- Set device admin:
If everything has gone well we should be able to see our application in the list of device’s administrators in Settings → Security → Device admin apps.
We can also check if our application is device admin programmatically:
When our application is device admin we can enable our package to enter lock task. If app wouldn’t be added to this list startLockTask() would only pin screen.
Next, we have to set our application as a Home app. To do this we should add the intent filter in AndroidManifest.xml:
And set our app as the default application:
We should also disable Keyguard so that when the device boots, our application will start immediately without the lock screen appearing.
Additionally we have two possibilities to keep our application awake. First is adding a flag to WindowManager which will keep the screen on with full power:
But if we have admin privileges, we can also set an option Stay awake – Screen will never sleep while charging, which can be found in Developer options in Settings.
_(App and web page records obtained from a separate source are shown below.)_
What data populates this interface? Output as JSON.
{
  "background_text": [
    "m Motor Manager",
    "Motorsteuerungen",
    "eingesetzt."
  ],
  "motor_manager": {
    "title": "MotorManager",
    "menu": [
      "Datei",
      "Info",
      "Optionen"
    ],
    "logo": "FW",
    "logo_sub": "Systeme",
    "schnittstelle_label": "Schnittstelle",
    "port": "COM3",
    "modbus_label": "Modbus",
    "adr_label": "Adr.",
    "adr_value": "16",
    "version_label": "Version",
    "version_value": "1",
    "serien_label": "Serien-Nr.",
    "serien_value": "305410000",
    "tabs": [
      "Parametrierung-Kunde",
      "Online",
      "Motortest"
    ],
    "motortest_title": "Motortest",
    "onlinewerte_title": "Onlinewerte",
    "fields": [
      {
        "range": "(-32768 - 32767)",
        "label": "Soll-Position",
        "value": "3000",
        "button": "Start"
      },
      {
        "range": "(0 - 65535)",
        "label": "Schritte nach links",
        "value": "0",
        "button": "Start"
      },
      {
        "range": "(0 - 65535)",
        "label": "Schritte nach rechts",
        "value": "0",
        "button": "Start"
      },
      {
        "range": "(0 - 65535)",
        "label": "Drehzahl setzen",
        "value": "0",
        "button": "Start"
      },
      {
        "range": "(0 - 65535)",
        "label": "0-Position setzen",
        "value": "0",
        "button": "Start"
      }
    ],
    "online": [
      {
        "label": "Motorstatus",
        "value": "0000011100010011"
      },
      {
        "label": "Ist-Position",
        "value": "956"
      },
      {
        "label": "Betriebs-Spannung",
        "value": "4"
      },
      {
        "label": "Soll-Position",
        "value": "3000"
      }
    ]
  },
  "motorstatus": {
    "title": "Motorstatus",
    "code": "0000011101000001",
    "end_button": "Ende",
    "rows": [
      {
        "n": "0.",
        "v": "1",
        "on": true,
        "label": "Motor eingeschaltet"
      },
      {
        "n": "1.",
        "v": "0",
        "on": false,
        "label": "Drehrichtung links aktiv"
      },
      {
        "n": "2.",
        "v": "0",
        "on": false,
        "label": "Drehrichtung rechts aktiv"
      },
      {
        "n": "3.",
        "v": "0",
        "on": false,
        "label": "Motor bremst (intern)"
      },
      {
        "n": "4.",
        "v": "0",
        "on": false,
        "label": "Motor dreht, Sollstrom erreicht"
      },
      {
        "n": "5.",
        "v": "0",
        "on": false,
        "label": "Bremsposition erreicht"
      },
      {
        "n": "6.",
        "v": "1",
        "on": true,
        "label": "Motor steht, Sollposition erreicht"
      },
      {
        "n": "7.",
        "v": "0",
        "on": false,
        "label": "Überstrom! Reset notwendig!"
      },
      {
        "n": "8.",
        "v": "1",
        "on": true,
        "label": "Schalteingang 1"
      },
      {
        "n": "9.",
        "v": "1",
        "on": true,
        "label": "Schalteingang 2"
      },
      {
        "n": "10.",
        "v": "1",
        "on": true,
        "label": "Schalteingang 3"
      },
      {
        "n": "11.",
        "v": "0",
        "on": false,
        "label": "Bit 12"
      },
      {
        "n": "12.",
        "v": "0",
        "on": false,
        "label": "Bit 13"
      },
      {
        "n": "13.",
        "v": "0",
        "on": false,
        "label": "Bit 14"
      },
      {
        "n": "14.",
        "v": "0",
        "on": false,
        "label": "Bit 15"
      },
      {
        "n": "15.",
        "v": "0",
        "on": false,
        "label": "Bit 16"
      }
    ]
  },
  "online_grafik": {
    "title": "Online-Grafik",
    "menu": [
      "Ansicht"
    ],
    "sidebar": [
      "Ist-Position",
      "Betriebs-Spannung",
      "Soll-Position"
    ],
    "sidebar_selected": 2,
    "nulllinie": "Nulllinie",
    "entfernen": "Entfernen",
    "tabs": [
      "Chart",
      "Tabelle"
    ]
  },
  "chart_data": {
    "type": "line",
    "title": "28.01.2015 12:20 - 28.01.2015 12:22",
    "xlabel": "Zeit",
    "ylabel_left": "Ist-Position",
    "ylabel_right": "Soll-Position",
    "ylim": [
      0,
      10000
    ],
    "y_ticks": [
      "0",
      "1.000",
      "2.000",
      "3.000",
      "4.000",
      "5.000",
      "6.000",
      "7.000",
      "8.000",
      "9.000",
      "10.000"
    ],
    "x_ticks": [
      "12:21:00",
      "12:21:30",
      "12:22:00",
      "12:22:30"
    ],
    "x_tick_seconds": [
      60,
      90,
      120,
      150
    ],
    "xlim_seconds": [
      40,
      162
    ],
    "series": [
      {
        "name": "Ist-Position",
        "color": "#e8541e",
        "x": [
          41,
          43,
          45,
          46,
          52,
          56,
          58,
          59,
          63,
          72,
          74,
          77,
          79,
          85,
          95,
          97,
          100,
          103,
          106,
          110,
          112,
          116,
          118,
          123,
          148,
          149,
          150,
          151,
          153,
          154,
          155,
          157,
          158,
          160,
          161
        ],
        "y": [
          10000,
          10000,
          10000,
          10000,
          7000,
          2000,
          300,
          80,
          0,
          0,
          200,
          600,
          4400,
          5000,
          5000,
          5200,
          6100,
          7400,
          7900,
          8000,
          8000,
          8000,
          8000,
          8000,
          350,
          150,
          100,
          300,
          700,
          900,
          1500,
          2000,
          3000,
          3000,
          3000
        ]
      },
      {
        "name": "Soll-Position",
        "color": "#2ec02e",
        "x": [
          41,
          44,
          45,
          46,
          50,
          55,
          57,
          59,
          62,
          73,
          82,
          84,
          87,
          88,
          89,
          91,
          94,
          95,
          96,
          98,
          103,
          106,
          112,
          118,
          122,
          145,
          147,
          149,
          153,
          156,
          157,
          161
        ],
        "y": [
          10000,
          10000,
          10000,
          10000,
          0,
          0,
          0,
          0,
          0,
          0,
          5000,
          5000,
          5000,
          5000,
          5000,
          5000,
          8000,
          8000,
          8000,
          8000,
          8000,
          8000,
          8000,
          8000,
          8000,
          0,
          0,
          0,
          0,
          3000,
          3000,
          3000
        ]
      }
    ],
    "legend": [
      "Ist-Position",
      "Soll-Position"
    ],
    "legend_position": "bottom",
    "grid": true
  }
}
With this option, the screen will dim after some time but it will never turn off completely:
Finally, we can enable our app to be in fullscreen mode:
You can find a full example on GitHub.
Updating the application
We had specified the android:testOnly="true" attribute in our AndroidManifest.xml so it will be possible to uninstall the app or remove admin with:
But on the production device, this attribute should be deleted so that the app will become a non-test admin. From that point, it will not be possible to remove it or uninstall the application without wipe/Factory reset. It’s also important to remember that if you build an app from the Android Studio, it will be signed with a default key from Android and the application will become a non-test admin. After some time, if you would like to add some new features you will realize that it’s not possible to install a new version. Thankfully, updates can be done when the app is signed with the same key when version code is equal or greater with:
If you would like to get rid of admin and application on the production device you have to reinstall it with a few new changes. Firstly you can wipe data programmatically if you have permission <wipe-data\> in device_admin_receiver.xml with:
If you don’t have this permission new version should do not start LockTask and remove its package from default Home apps list with:
Then you could manually go to Settings to perform wipe/Factory reset.
Android provides many new features which allow developers to create kiosks. Once enabled, users will not be able to exit the prepared application nor access device settings. One important thing to note is that the device should be packed in a case, to hide the power button, which cannot be disabled.